**RECORDS TO PROCESS:**
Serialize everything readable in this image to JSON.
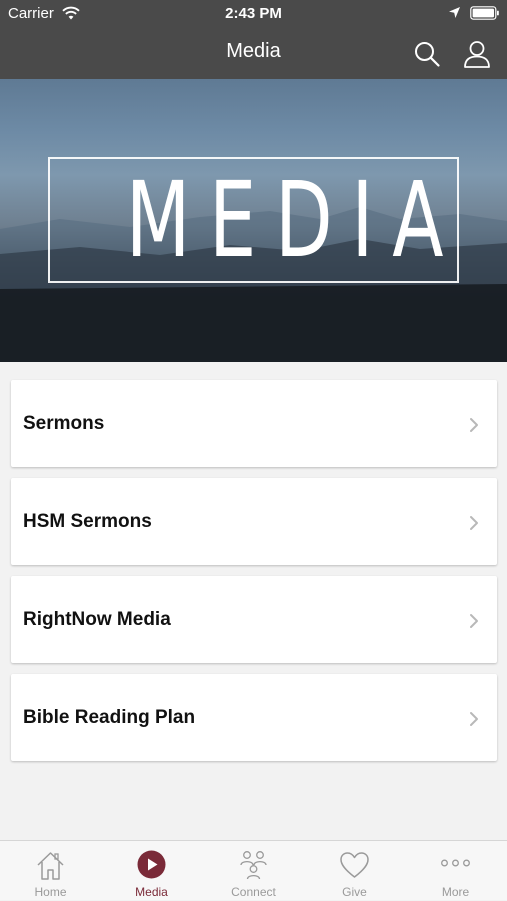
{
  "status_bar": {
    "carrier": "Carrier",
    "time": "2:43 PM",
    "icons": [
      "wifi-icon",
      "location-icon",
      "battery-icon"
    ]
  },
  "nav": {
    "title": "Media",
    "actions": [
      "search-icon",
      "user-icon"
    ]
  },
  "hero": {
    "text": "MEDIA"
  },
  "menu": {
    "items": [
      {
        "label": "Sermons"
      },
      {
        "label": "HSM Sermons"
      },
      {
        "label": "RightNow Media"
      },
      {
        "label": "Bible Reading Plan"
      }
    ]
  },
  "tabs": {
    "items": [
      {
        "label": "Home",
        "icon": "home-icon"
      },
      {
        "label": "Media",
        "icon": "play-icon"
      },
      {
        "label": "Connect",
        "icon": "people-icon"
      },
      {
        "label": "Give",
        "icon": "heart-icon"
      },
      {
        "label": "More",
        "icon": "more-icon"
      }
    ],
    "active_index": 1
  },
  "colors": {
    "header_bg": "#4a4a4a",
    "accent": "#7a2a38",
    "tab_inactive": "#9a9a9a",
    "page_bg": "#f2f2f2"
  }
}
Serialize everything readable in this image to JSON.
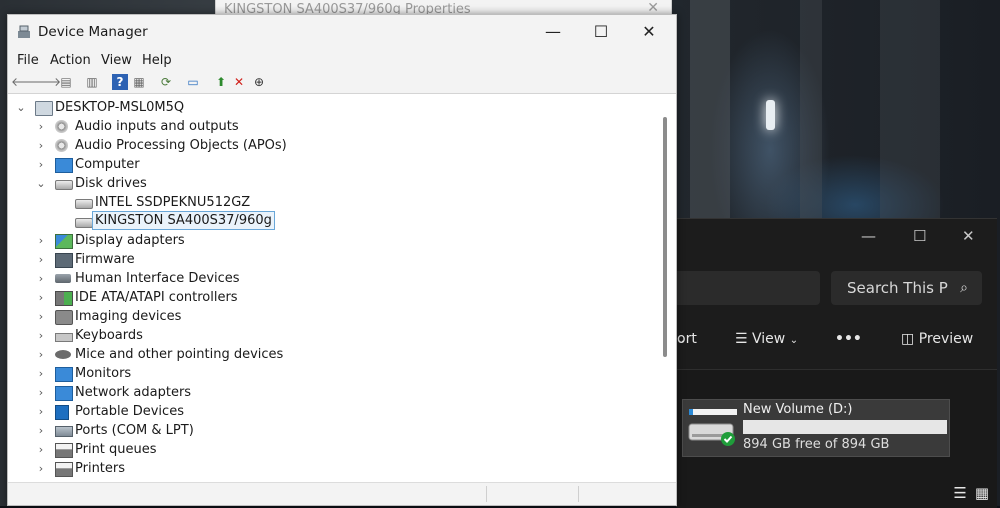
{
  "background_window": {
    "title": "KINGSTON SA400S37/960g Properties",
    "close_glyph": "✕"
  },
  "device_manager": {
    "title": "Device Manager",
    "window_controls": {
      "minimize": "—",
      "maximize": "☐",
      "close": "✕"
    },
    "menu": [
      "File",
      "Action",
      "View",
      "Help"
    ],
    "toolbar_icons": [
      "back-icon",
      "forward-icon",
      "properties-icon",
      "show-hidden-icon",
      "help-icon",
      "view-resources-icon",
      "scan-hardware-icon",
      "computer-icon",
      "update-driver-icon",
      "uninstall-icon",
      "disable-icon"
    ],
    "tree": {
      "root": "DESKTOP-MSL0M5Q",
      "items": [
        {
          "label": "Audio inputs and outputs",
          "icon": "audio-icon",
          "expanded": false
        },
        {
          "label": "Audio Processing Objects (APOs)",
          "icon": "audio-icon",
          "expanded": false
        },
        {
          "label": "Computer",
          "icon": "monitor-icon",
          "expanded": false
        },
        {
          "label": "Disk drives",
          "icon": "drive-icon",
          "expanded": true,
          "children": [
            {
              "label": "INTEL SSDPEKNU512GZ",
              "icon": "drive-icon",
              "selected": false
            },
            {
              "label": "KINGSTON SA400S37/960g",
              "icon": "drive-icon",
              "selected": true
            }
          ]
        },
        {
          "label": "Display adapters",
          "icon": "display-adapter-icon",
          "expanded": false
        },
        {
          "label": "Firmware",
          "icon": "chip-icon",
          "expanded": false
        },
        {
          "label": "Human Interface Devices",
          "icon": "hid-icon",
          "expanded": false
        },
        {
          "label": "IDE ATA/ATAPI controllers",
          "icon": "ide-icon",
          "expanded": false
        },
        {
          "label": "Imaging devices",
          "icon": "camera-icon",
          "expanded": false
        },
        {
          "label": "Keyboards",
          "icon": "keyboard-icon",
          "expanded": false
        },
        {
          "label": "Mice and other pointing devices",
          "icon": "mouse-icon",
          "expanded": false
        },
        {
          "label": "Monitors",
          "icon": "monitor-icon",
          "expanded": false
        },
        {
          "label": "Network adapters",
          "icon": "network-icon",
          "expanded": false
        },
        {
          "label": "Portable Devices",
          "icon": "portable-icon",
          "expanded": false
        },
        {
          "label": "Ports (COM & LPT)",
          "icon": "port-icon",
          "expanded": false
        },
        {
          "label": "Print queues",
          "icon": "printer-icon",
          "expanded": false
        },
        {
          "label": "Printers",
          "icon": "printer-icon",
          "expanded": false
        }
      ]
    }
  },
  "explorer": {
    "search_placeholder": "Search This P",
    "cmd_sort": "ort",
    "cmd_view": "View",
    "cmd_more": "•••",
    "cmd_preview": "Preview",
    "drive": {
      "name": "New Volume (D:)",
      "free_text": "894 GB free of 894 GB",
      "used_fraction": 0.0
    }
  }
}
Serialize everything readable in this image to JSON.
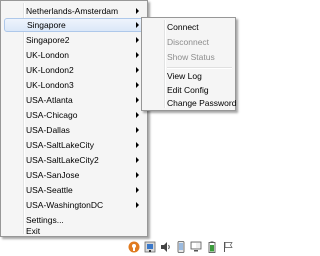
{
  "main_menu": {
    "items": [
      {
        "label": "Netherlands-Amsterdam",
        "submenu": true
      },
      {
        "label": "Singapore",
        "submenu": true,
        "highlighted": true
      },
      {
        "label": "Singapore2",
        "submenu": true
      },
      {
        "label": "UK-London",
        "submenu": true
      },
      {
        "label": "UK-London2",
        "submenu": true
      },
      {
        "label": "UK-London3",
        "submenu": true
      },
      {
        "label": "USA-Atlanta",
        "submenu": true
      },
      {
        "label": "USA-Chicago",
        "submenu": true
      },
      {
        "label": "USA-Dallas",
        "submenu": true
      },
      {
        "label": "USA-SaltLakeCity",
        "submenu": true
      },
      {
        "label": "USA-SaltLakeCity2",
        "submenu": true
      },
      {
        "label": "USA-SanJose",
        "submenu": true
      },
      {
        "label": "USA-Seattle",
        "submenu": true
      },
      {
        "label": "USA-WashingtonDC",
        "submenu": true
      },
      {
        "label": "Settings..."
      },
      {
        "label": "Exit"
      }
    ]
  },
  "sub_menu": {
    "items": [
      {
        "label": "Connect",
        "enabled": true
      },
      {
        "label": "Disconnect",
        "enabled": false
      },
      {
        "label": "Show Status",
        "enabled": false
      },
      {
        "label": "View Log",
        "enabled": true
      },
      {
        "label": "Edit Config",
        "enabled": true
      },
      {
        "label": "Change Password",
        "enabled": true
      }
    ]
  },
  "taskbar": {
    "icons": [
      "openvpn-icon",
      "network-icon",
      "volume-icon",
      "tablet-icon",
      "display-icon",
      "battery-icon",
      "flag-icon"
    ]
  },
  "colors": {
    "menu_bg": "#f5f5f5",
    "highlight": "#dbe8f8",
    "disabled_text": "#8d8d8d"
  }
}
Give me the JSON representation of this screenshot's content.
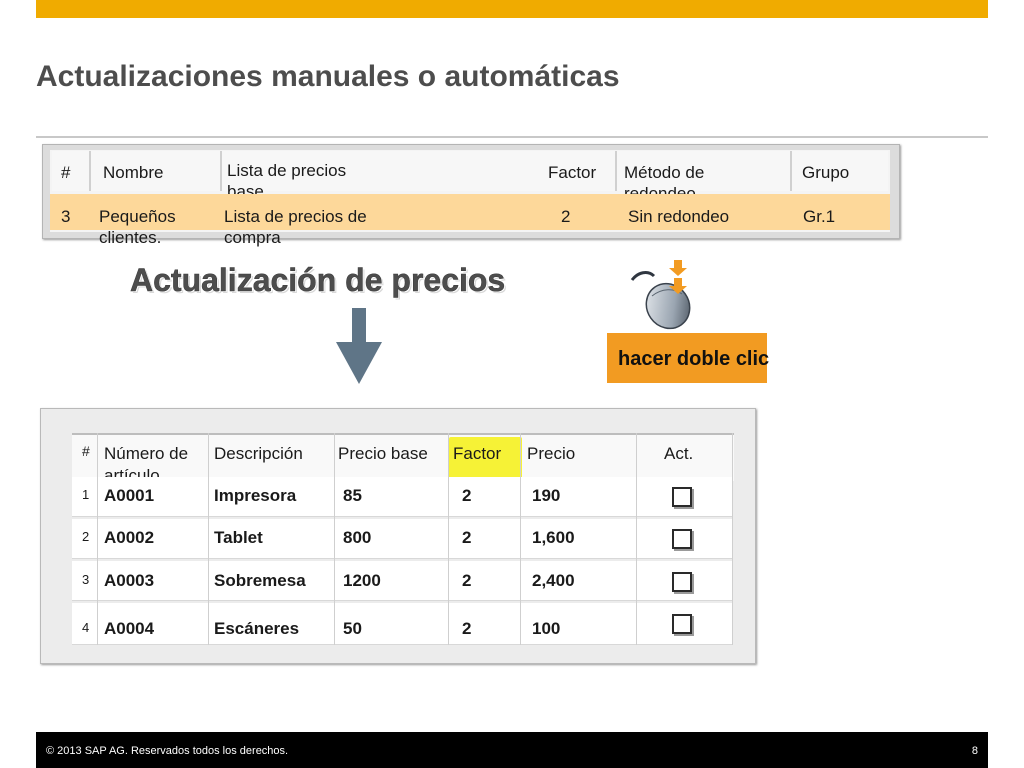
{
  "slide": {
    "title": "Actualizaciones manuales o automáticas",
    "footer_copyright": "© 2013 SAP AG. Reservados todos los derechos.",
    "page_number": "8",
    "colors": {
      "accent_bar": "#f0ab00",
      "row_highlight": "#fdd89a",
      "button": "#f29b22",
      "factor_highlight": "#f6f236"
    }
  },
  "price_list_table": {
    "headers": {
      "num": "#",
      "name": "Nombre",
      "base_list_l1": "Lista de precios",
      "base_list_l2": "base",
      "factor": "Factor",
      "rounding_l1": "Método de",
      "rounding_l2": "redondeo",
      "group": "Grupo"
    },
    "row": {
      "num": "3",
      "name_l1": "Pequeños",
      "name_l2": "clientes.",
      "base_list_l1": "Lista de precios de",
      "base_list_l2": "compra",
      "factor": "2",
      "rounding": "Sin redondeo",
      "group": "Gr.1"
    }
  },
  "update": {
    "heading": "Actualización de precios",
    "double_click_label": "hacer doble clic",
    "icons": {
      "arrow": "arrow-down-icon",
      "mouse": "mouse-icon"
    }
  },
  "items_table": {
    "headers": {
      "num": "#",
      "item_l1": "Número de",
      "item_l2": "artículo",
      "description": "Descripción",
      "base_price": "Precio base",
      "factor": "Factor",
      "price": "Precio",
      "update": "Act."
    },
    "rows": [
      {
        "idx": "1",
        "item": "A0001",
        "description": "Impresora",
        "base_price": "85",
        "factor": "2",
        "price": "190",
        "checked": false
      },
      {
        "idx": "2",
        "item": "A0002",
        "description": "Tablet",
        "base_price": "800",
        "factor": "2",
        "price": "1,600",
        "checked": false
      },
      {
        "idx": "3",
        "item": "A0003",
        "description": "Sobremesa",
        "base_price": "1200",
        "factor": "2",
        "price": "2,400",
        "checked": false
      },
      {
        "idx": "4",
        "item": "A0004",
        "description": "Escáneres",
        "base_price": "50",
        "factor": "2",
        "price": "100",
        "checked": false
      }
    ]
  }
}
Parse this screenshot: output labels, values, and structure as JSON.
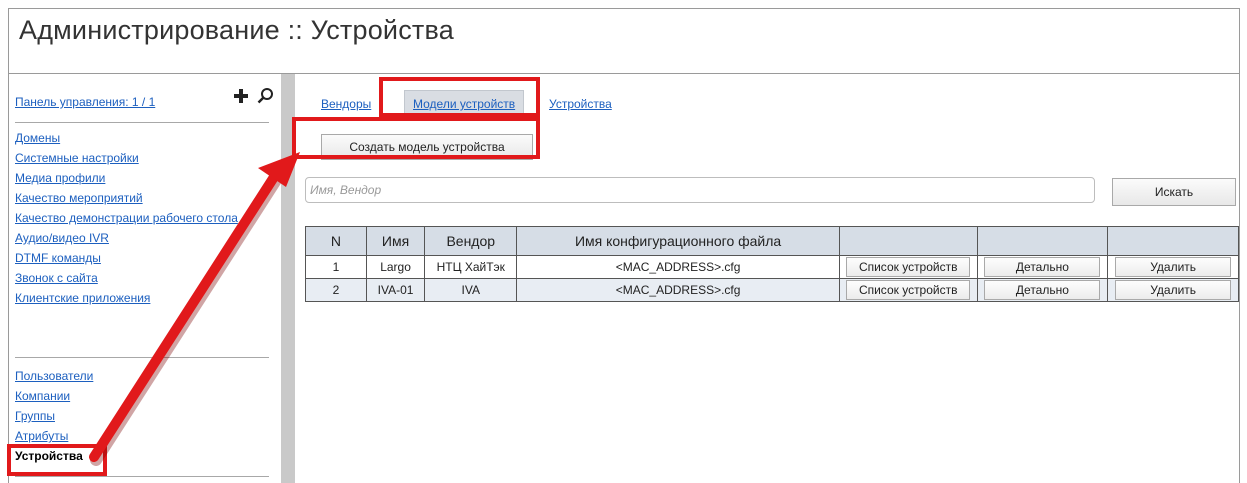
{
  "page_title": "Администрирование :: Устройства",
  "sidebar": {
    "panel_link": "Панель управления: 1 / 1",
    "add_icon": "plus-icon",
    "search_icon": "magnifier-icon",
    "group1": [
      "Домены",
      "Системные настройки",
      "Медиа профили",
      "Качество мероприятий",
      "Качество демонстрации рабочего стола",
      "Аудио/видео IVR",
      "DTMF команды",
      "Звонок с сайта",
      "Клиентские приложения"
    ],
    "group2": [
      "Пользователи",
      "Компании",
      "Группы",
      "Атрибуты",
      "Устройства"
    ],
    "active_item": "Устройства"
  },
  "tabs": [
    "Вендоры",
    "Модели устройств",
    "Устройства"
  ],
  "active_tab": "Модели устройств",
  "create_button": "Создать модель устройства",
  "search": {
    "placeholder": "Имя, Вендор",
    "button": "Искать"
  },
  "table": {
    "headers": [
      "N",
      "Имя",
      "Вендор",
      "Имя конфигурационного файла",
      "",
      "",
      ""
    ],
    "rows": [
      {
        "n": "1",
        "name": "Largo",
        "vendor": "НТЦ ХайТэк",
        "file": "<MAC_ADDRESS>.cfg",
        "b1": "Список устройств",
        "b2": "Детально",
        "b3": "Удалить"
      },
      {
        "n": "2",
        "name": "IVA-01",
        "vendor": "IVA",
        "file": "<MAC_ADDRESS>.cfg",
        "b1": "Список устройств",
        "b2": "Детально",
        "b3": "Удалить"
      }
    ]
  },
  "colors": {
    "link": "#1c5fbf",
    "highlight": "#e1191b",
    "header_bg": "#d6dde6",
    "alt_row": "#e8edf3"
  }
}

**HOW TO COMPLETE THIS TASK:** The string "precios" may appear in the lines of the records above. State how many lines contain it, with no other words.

**TASK ANSWER:** 3